- Problem to solve -
Nothing but an exact copy of the records below counts as the answer.

Page and application data records:

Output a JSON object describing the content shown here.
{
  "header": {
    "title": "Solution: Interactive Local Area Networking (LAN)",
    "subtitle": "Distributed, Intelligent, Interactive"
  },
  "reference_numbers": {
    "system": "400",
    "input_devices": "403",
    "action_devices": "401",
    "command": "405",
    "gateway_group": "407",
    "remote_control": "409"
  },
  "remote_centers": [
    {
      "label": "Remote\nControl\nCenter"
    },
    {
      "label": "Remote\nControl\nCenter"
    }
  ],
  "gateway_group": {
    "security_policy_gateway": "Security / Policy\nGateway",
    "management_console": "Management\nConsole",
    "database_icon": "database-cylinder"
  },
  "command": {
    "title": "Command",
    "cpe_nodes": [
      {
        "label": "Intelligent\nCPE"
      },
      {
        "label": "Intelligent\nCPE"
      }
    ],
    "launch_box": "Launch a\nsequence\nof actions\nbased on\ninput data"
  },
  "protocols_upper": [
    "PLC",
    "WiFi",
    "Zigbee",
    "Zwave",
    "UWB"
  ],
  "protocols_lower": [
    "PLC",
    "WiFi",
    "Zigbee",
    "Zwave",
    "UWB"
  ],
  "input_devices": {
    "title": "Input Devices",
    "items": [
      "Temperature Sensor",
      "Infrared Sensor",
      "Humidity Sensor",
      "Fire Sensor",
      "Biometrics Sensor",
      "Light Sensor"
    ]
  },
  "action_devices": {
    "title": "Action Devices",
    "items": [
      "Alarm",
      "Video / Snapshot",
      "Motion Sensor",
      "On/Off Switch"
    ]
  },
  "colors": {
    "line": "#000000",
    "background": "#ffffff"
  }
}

- Response to the task -
Output a JSON object describing the content shown here.
{
  "header": {
    "title": "Solution: Interactive Local Area Networking (LAN)",
    "subtitle": "Distributed, Intelligent, Interactive"
  },
  "reference_numbers": {
    "system": "400",
    "input_devices": "403",
    "action_devices": "401",
    "command": "405",
    "gateway_group": "407",
    "remote_control": "409"
  },
  "remote_centers": [
    {
      "label": "Remote\nControl\nCenter"
    },
    {
      "label": "Remote\nControl\nCenter"
    }
  ],
  "gateway_group": {
    "security_policy_gateway": "Security / Policy\nGateway",
    "management_console": "Management\nConsole",
    "database_icon": "database-cylinder"
  },
  "command": {
    "title": "Command",
    "cpe_nodes": [
      {
        "label": "Intelligent\nCPE"
      },
      {
        "label": "Intelligent\nCPE"
      }
    ],
    "launch_box": "Launch a\nsequence\nof actions\nbased on\ninput data"
  },
  "protocols_upper": [
    "PLC",
    "WiFi",
    "Zigbee",
    "Zwave",
    "UWB"
  ],
  "protocols_lower": [
    "PLC",
    "WiFi",
    "Zigbee",
    "Zwave",
    "UWB"
  ],
  "input_devices": {
    "title": "Input Devices",
    "items": [
      "Temperature Sensor",
      "Infrared Sensor",
      "Humidity Sensor",
      "Fire Sensor",
      "Biometrics Sensor",
      "Light Sensor"
    ]
  },
  "action_devices": {
    "title": "Action Devices",
    "items": [
      "Alarm",
      "Video / Snapshot",
      "Motion Sensor",
      "On/Off Switch"
    ]
  },
  "colors": {
    "line": "#000000",
    "background": "#ffffff"
  }
}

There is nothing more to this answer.